As it happens, his is not the only voice advocating for narrow streets : David Yoon, a self-described "writer, designer, and urban planning geek," has created a website devoted to digitally shrinking the generously-proportioned roadways of Los Angeles. Again, this does not appear to have grown out of a New Urbanist frame of thought, but out of first-person exposure to the form of the traditional city.
(Inspired by his examples, I attempted to do the same, with far inferior photo-editing skills, to nearby Washington Street in Norwalk, Connecticut, reducing it from its present dimensions to a scale closer to that of the pedestrian-only Nieuwendijk in Amsterdam by simply joining the sidewalks together):
Other writing on narrow streets has appeared in the recent past: at Strong Towns, for instance, a declaration that "narrow, slower streets ... are a key component of a productive place," while Oakland Streets proclaims "the narrower, the better." A handful of examples does not really make for a "movement," thus the quotation marks, but there is a discernible common idea here: that the most distinguishing characteristic of the traditional city and the most important determinant of the feel of any urban space is the width of its streets.

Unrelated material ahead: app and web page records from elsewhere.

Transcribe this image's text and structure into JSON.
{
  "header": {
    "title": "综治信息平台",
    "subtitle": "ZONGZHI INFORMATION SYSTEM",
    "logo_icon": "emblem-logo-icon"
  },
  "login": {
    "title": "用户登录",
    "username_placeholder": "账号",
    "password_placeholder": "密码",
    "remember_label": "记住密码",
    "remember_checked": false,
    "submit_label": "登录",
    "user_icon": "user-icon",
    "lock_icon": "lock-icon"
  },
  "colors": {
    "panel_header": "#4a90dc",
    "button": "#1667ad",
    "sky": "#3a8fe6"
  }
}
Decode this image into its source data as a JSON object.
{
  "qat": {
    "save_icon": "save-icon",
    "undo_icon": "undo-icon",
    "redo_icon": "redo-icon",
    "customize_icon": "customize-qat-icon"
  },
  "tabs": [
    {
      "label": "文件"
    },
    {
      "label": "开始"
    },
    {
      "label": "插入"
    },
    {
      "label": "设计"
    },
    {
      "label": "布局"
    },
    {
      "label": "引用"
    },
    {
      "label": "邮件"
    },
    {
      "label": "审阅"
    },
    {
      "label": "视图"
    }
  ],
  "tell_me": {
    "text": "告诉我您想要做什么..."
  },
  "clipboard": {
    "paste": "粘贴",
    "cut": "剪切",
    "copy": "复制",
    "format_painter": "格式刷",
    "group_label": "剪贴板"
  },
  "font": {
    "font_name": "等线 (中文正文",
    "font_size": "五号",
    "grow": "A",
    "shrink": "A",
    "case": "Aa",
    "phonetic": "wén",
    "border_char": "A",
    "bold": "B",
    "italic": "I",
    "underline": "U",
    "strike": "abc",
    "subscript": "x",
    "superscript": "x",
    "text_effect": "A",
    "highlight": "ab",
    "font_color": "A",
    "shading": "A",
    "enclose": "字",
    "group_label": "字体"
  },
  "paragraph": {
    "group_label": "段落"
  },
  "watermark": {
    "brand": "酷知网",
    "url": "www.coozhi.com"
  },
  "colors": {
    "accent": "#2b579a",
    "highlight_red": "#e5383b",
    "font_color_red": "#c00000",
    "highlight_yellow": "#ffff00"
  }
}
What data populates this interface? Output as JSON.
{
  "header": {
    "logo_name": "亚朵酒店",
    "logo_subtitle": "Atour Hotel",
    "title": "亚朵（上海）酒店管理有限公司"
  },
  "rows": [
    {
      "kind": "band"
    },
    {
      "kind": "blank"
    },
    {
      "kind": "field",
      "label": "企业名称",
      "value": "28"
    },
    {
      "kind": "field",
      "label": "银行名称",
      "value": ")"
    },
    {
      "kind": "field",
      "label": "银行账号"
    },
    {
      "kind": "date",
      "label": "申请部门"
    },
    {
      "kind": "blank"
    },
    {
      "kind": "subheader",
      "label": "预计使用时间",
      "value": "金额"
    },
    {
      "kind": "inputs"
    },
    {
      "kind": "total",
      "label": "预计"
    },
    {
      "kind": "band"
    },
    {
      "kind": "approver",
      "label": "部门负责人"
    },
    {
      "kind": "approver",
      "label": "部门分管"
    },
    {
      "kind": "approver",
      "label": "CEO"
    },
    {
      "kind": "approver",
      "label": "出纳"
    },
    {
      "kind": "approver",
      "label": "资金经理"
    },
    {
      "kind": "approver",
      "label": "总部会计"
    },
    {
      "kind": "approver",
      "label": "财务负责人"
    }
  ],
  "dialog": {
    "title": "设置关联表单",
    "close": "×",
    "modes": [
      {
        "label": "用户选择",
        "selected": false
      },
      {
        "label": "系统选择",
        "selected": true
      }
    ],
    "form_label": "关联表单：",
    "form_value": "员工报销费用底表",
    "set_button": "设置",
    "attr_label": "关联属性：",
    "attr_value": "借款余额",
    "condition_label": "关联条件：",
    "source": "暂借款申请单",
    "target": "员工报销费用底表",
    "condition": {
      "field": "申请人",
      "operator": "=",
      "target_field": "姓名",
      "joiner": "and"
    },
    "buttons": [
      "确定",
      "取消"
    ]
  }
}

Again, this does not appear to be a rehash of New Urbanist thought: of The Smart Growth Manual's 148 principles of urban planning and design, not one is devoted to street narrowness as a desirable characteristic per se, while the examples of "slow flow," "local streets" (p. 8.10-8.11) show rights-of-way as wide or wider than heavily-used commercial thoroughfares in major European cities (e.g. here, here, or here) in order to accommodate vehicles. A narrow streets approach, by contrast, rejects attempts to standardize street widths around the needs of the automobile, and sees the auto-unfriendly characteristics of very narrow streets as a feature, not a bug, of their design.
As this is just a quick attempt at a summary, any thoughts on this subject are welcome.